Posted in History, Interesting articles, Lessons, NASA, Space Operations, USA
Tagged Apollo program, Astronaut, Gemini, Gemini XI, Low Earth orbit, NASA, National Aeronautics and Space Administration, Pete Conrad, Richard Gordon, space operations, Space Watch
Take a walk through history. Image from Roscosmos.
A friend of mine passed along this link today: http://inspacewetrust.org/en/. Before you click on it, you should have some time on your hands. This is an animated walk through history, thanks to Roscosmos, the Russian Federal Space Agency. It’s a very dynamic and cool way to present some of the more important historic bits in space history.
Initially, there’s a Russian space history focus. But as the little space traveller goes along, more international missions get discovered. Really, that site is all this short blurb of a post is about, but maybe it will help make the mid-week bearable for some of you.
If you are Russian, learning Russian, or have Russian friends, you can go directly to: http://inspacewetrust.org/. Either site is pretty nifty, maybe proving that it doesn’t matter the language–space is just fun.
P.S.: Don’t forget to move the mouse around on the initial load screen. The spacewalking cosmonaut is more than a pretty picture.
Posted in History, Interesting articles, Learning, Lessons, Region Focus, Russia, Soviet Space History, Space Operations, USA
Tagged Laika, launch, R-7, Rocket, Roscosmos, Russia, Satellite, space history, Sputnik
The Agena Target Vehicle, viewed from Gemini VIII. Image from JSC Digital Image Collection.

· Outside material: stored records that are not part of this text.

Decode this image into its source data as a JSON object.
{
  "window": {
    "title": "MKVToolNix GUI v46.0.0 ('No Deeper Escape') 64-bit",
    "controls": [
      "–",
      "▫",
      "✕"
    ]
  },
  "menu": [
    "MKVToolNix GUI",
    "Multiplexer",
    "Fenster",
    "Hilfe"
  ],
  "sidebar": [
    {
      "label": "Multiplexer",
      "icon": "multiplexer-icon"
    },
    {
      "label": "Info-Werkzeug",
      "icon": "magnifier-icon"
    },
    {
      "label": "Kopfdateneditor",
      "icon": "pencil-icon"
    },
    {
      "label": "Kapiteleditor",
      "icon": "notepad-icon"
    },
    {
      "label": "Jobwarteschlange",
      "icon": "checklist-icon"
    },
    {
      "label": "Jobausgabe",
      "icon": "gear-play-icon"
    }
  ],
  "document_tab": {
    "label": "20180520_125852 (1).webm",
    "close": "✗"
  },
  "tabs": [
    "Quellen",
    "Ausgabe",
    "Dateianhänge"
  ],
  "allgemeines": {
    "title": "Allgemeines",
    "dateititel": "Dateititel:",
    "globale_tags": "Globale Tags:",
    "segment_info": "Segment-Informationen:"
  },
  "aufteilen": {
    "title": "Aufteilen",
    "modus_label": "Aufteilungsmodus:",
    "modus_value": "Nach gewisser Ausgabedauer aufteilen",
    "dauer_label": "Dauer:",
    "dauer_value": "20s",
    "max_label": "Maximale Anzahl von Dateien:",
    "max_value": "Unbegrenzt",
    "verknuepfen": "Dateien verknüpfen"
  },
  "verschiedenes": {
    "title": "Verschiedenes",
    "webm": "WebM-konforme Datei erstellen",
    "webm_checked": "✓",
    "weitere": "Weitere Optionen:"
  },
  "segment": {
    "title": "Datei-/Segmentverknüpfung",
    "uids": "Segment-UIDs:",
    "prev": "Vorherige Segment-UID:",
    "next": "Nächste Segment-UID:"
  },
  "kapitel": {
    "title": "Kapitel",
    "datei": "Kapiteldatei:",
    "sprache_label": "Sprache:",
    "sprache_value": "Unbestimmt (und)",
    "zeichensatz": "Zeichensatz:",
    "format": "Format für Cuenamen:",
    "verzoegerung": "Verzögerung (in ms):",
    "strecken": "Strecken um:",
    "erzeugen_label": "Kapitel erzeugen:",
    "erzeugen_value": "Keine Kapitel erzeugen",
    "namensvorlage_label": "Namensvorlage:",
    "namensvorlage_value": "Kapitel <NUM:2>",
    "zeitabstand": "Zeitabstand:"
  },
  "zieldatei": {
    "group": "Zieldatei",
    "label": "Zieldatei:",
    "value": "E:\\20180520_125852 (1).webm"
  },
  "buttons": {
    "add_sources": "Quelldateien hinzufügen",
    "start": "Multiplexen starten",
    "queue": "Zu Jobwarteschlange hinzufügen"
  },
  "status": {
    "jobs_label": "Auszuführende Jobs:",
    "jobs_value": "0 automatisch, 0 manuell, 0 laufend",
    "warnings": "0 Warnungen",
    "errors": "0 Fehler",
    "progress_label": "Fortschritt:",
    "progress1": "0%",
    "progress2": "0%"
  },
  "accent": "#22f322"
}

This is my latest article for the Space Foundation’s monthly “Space Watch.” If you didn’t know, I’ve been writing a series of articles, once a month, since I started working for the Space Foundation in 2014. The series highlights all the activities leading up to the first Apollo lunar mission, including some Gemini missions and tests.
In this particular article, NASA’s astronauts not only attempt the second ever rendezvous of spacecraft in Earth’s orbit, they also give a shot at docking (actually physically connecting) two spacecraft in orbit. It was a very ambitious mission, and as is the way of the world, not everything went as planned. Here it is: Rendezvous Re-do Revolution. And don’t forget to read some of the other Foundation articles in “Space Watch.”
Posted in History, Interesting articles, NASA, Space Operations, USA
Tagged Agena, Apollo, GATV, Gemini, launch, NASA, Space Foundation, space operations, Space Watch